Science

Verdict in for wildlife mystery in Nevada where DNA tests show suspected wolves were coyotes

RENO, Nev. — (AP) — The verdict is in. The latest wildlife mystery in Nevada has been solved.

Scientists who set out on a trail through the snow near the Idaho line to gather evidence like detectives in search of a suspect relied on the scat and fur samples they collected to determine a trio of animals spotted during a helicopter survey in March were not wolves after all, but rather a group of wily coyotes.

DNA testing confirmed the results with 99.9% certainty, the Nevada Department of Wildlife announced this week.

The sighting in northeast Nevada near Merritt Mountain about 90 miles (144 kilometers) north of Elko initially spurred a great deal of excitement as it would have marked only the second time in a century that wolves were spotted in the state.

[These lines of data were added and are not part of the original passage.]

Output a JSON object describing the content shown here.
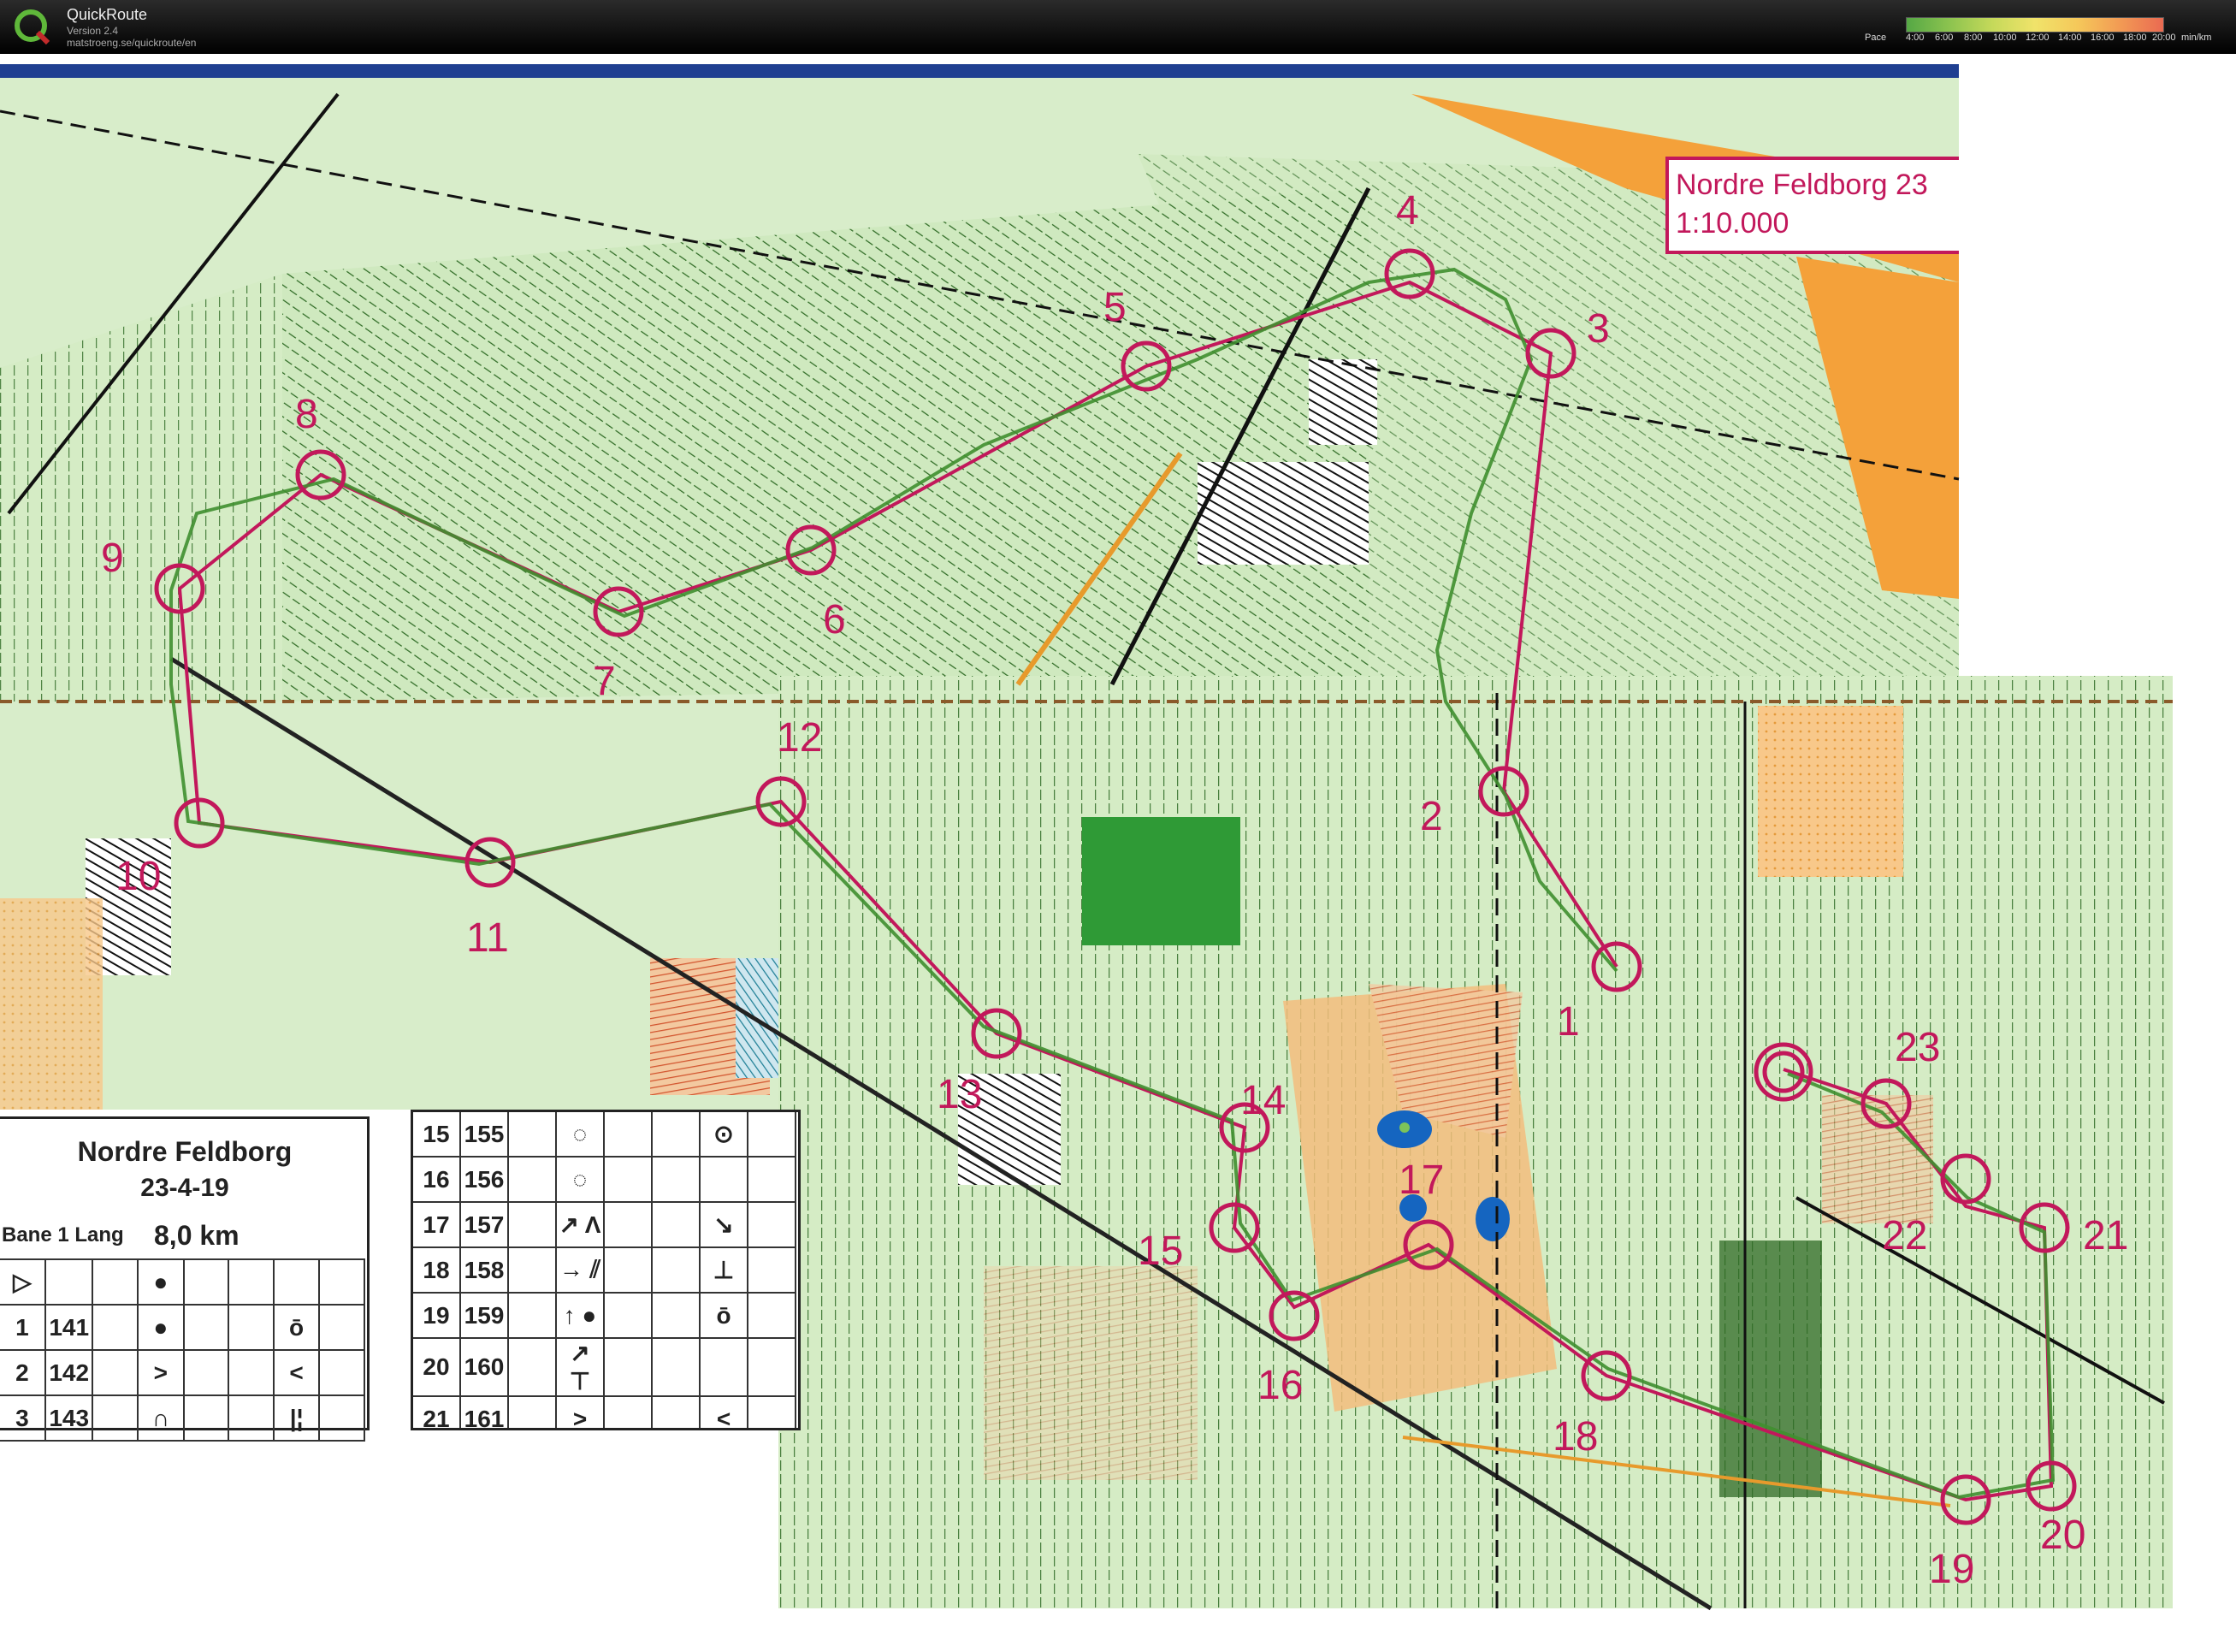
{
  "app": {
    "title": "QuickRoute",
    "version": "Version 2.4",
    "url": "matstroeng.se/quickroute/en"
  },
  "pace_legend": {
    "label": "Pace",
    "ticks": [
      "4:00",
      "6:00",
      "8:00",
      "10:00",
      "12:00",
      "14:00",
      "16:00",
      "18:00",
      "20:00"
    ],
    "unit": "min/km",
    "colors": [
      "#55a845",
      "#8cc34f",
      "#c5d95a",
      "#f0e36a",
      "#f5c85a",
      "#f29a54",
      "#ea6a52"
    ]
  },
  "map": {
    "title": "Nordre Feldborg 23",
    "scale": "1:10.000",
    "controls_upper": [
      "1",
      "2",
      "3",
      "4",
      "5",
      "6",
      "7",
      "8",
      "9",
      "10",
      "11",
      "12"
    ],
    "controls_lower": [
      "13",
      "14",
      "15",
      "16",
      "17",
      "18",
      "19",
      "20",
      "21",
      "22",
      "23"
    ],
    "colors": {
      "course": "#c2185b",
      "route": "#3f8f2f",
      "forest": "#a6d98a",
      "open": "#f7c57a",
      "water": "#1565c0"
    }
  },
  "description_card": {
    "title": "Nordre Feldborg",
    "date": "23-4-19",
    "course": "Bane 1 Lang",
    "distance": "8,0 km",
    "left_rows": [
      {
        "num": "▷",
        "code": "",
        "symbol": "●",
        "extra": ""
      },
      {
        "num": "1",
        "code": "141",
        "symbol": "●",
        "extra": "ō"
      },
      {
        "num": "2",
        "code": "142",
        "symbol": ">",
        "extra": "<"
      },
      {
        "num": "3",
        "code": "143",
        "symbol": "∩",
        "extra": "|¦"
      }
    ],
    "right_rows": [
      {
        "num": "15",
        "code": "155",
        "symbol": "◌",
        "extra": "⊙"
      },
      {
        "num": "16",
        "code": "156",
        "symbol": "◌",
        "extra": ""
      },
      {
        "num": "17",
        "code": "157",
        "symbol": "↗ Λ",
        "extra": "↘"
      },
      {
        "num": "18",
        "code": "158",
        "symbol": "→ ⫽",
        "extra": "⊥"
      },
      {
        "num": "19",
        "code": "159",
        "symbol": "↑ ●",
        "extra": "ō"
      },
      {
        "num": "20",
        "code": "160",
        "symbol": "↗ ⊤",
        "extra": ""
      },
      {
        "num": "21",
        "code": "161",
        "symbol": ">",
        "extra": "<"
      }
    ]
  }
}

The Nevada Department of Wildlife went to great lengths to set the record straight with extensive DNA testing partly because the department has spent the past two years trying to figure out why a growing number of moose have been migrating in recent years from Idaho into Nevada,

Prior to 2018, only a handful of moose had been sighted in Nevada over the previous century. Experts estimate their numbers now exceed 100, and Nevada wildlife commissioners have approved the state's first moose hunting season this fall for just two animals while scientists continue to study their population and demographic trends.

Some had speculated the wolves might be pursuing the moose. Wolves are among predators that stalk young moose in the Northern Rockies, where ranchers blame them for livestock deaths, but scientists have found no evidence of that in Nevada.

After the helicopter contractors looking for moose as part of a collaring project in Nevada spotted the three animals resembling wolves on March 17, state biologists followed up with their own helicopter search and then with ground surveys in the area via snowmobiles.

They followed tracks with dimensions consistent with a wolf, installed trail cameras and eventually were able to collect several hair, fecal and urine samples for the DNA analysis.

Department Director Alan Jenne said in announcing the DNA results on Monday that what set the investigation apart from others was the rigorous examination applied to the samples, including sending them to two independent labs instead of just one.

“We appreciate the diligence of our biologists, assisting laboratory personnel and the public’s cooperation throughout this process and we will continue to monitor the area for any indication of wolf presence," Jenne said.

In 2017, a single gray wolf was documented in Nevada near the California line west of the Black Rock Desert about 120 miles (193 km) north of Reno. It later was determined to be a lone visitor related to the Shasta pack in northern California. Before then, the last confirmed Nevada sighting of a wolf was in 1922, near Elko County's Gold Creek.

“We understand the significance of such sightings and the importance of accurate identification,” Jenne said. “NDOW will continue to work closely with state and federal agencies to uphold our mission of protecting Nevada’s ecosystems and wildlife while also maintaining transparency as a top priority in all our communications with the public.”